Publications in Education & Arts

Publications in:

25 August 2015 | Crossing the Line: Improving success rates among students retaking English and maths GCSEs

By Natasha Porter
Edited by Jonathan Simons

  • Secondary schools should cover the costs of some or all their students who fail to get a C in GCSE English or maths and end up transferring from the school to a Further Education (FE) College to take their resits.

  • 09 March 2015 | A Rising Tide: The Competitive Benefits of Free Schools

    By Natasha Porter, Jonathan Simons

  • Free Schools are raising standards for other pupils across the local community, especially in some of the poorest performing schools, as well for the pupils who attend them. A Rising Tide sets out for the first time detailed analysis on the performance of local schools where a Free School has opened.

  • 06 March 2015 | Education Manifesto

    By Natasha Porter, Annaliese Briggs, Jonathan Simons

  • The Education Manifesto offers a suite of education policy proposals, including ideas on compulsory maths for all 16-18 year olds, a student debt forgiveness scheme for teachers in state schools, incentives to attract teachers to work and stay in regions and a publicly funded retraining scheme linked to growth sectors in the UK’s new industrial strategy.

  • 23 September 2014 | Primary Focus: The next stage of improvement for primary schools in England

    By Annaliese Briggs, Jonathan Simons

  • A “perfect storm” of challenges could see over 3,000 primary schools (20%) falling below the government’s tough new minimum standards in 2016. Primary Focus says the most effective way to ensure teachers and schools have the capability and capacity to cope with these challenges is to convert all primary schools into Academies, and then ask each school to join an Academy ‘chain’ by 2020.

  • 12 August 2014 | Only A Matter of Time? A framework for the most effective way to lengthen the school day in England

    By Annaliese Briggs, Jonathan Simons

  • Both Labour and the Conservatives have recently called for more schools to run longer days – either to provide more opportunities for extra curricular activities, to help learning, or to provide a safe and secure place for childcare for working parents. Our report, and accompanying polling from YouGov, looks at what a longer day might look like in practice.

  • 17 March 2014 | Watching the Watchmen: The future of school inspections in England

    By Harriet Waldegrave, Jonathan Simons

  • Watching the Watchmen calls for a fundamental change in the power relationship between schools and Ofsted.
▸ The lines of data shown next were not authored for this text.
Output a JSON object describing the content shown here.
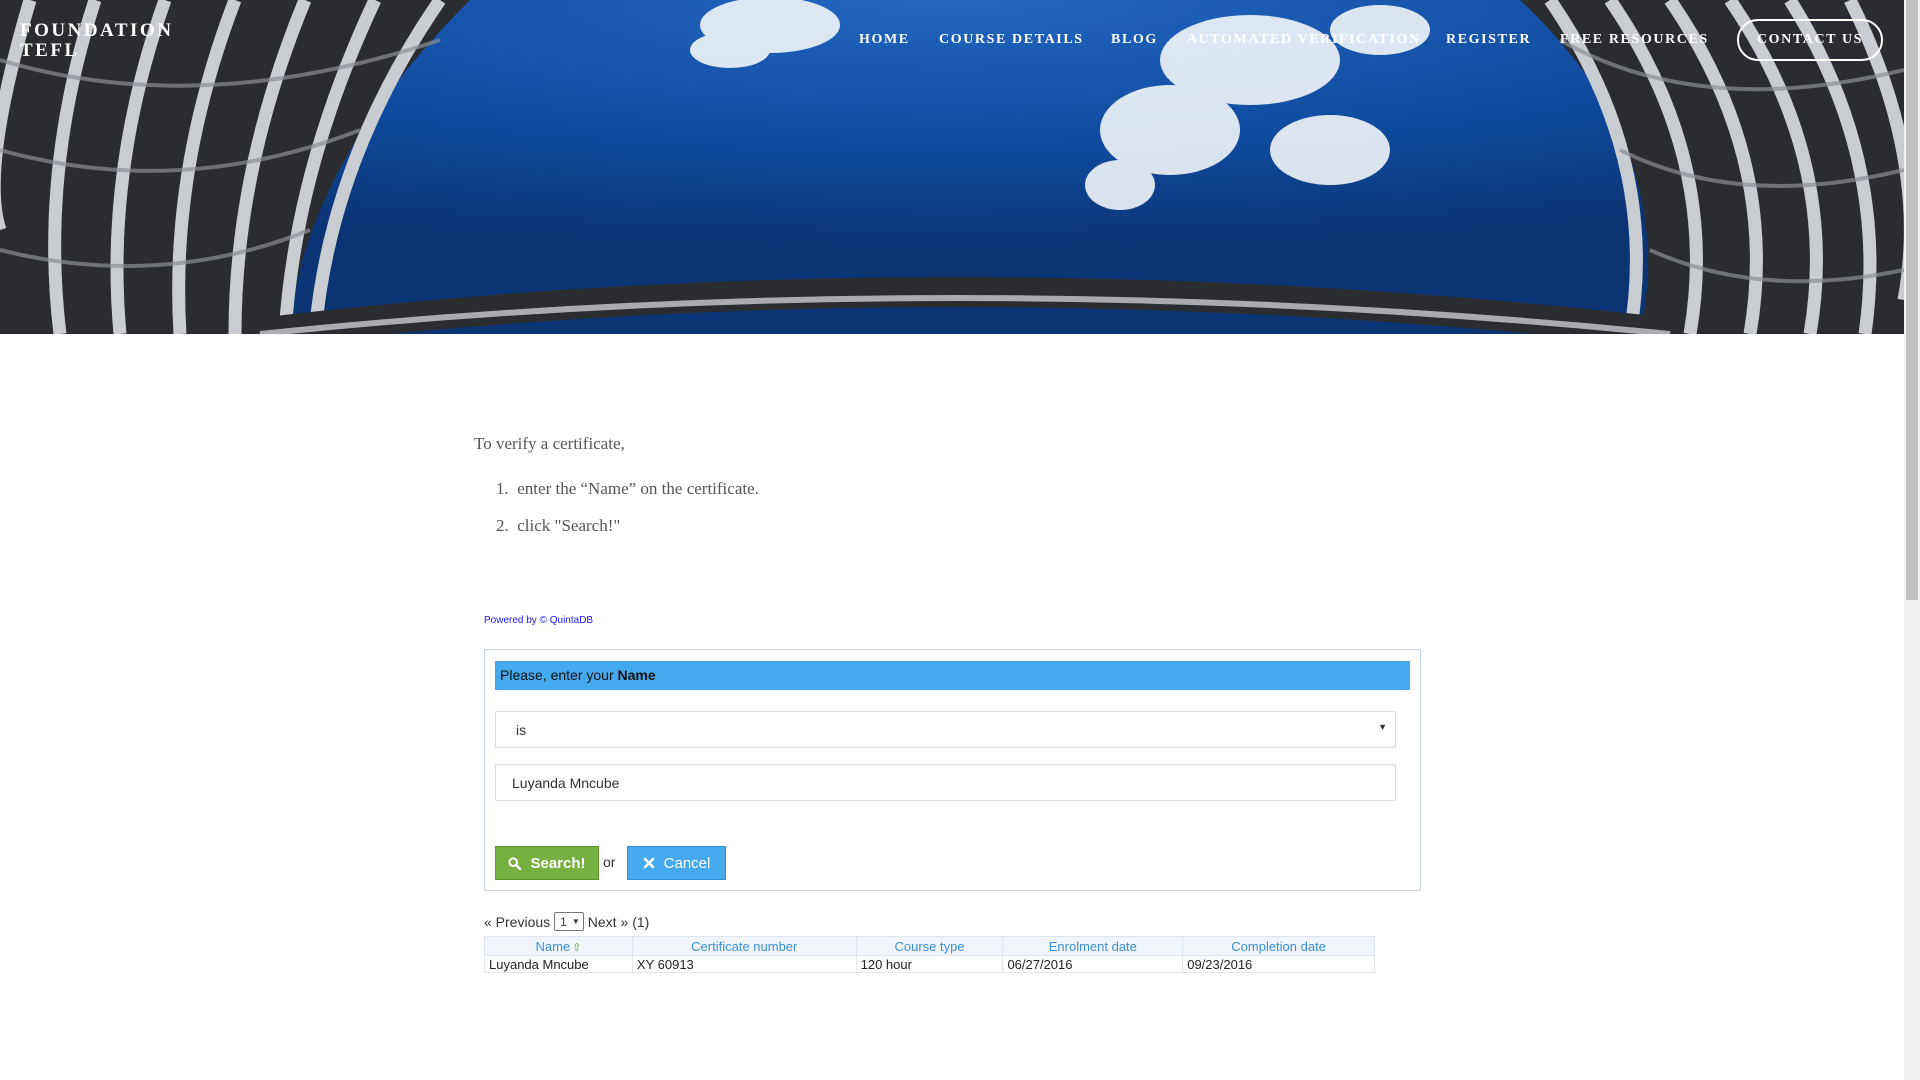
{
  "brand": {
    "line1": "FOUNDATION",
    "line2": "TEFL"
  },
  "nav": {
    "items": [
      "HOME",
      "COURSE DETAILS",
      "BLOG",
      "AUTOMATED VERIFICATION",
      "REGISTER",
      "FREE RESOURCES"
    ],
    "contact": "CONTACT US"
  },
  "intro": "To verify a certificate,",
  "steps": [
    {
      "num": "1.",
      "text": "enter the “Name” on the certificate."
    },
    {
      "num": "2.",
      "text": "click \"Search!\""
    }
  ],
  "powered_by": "Powered by © QuintaDB",
  "form": {
    "prompt_prefix": "Please, enter your ",
    "prompt_field": "Name",
    "operator": "is",
    "name_value": "Luyanda Mncube",
    "search_label": "Search!",
    "or_label": "or",
    "cancel_label": "Cancel"
  },
  "pager": {
    "prev": "« Previous",
    "page": "1",
    "next": "Next »",
    "count": "(1)"
  },
  "table": {
    "headers": [
      "Name",
      "Certificate number",
      "Course type",
      "Enrolment date",
      "Completion date"
    ],
    "rows": [
      [
        "Luyanda Mncube",
        "XY 60913",
        "120 hour",
        "06/27/2016",
        "09/23/2016"
      ]
    ]
  },
  "colors": {
    "accent_blue": "#45a9ee",
    "search_green": "#76b041",
    "header_link": "#3b8fd6"
  }
}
It calls for lesson observations to be ditched, for Ofsted to consider abolishing or radically reducing the number of inspectors contracted to private companies and for inspectors to have relevant and recent teaching experience. It also proposes a new two-stage inspection process that will allow more resources to be focused on struggling schools.

  • 03 January 2014 | Reversing the ‘Widget Effect’: The introduction of performance-related pay for all teachers in English schools

    Matthew Robb
    Edited by Jonathan Simons

  • Reversing the 'Widget Effect' welcomes the government’s introduction of performance pay in schools. The report shows that performance-related pay has been implemented in other countries without adverse effects for teachers or students, and finds that overwhelmingly teachers want to be paid based on the quality of their teaching. The report stresses that the system implemented must be fair and transparent in order to succeed, and sets out what a well-designed system would look like.

  • 17 September 2013 | Centres of Excellence? The role of Children’s Centres in early intervention

    By Harriet Waldegrave

  • Centres of Excellence? acknowledges that families from all backgrounds face rising childcare costs. However, it argues that in a time of stretched budgets, supporting high quality care for children from deprived backgrounds offers greater value for money than subsidies to the richest parents. It also argues that the government is right to allow childcare to be delivered in a range of settings, rather than just Children’s Centres.

  • 28 January 2013 | Quality Childcare: Improving early years childcare

    By Harriet Waldegrave
    Edited by Lucy Lee

  • Quality Childcare highlights how people living in the most deprived areas of the country are receiving poorer quality childcare, when it is children in these areas who will gain the most from accessing high quality care. This report calls for the government to put fresh impetus in improving the quality of early years teaching and makes recommendations for how to do so.

  • 21 January 2013 | Technical Matters: Building a high quality technical and vocational route through the education system

    By Owen Corrigan
    Edited by Lucy Lee

  • Technical Matters calls for a distinct technical and vocational route through the education system to help reduce dropout and disengagement. Employers should work more closely with technical and vocational education providers to ensure the curriculum is relevant to future jobs and incorporates high quality instruction to industrial-level standards.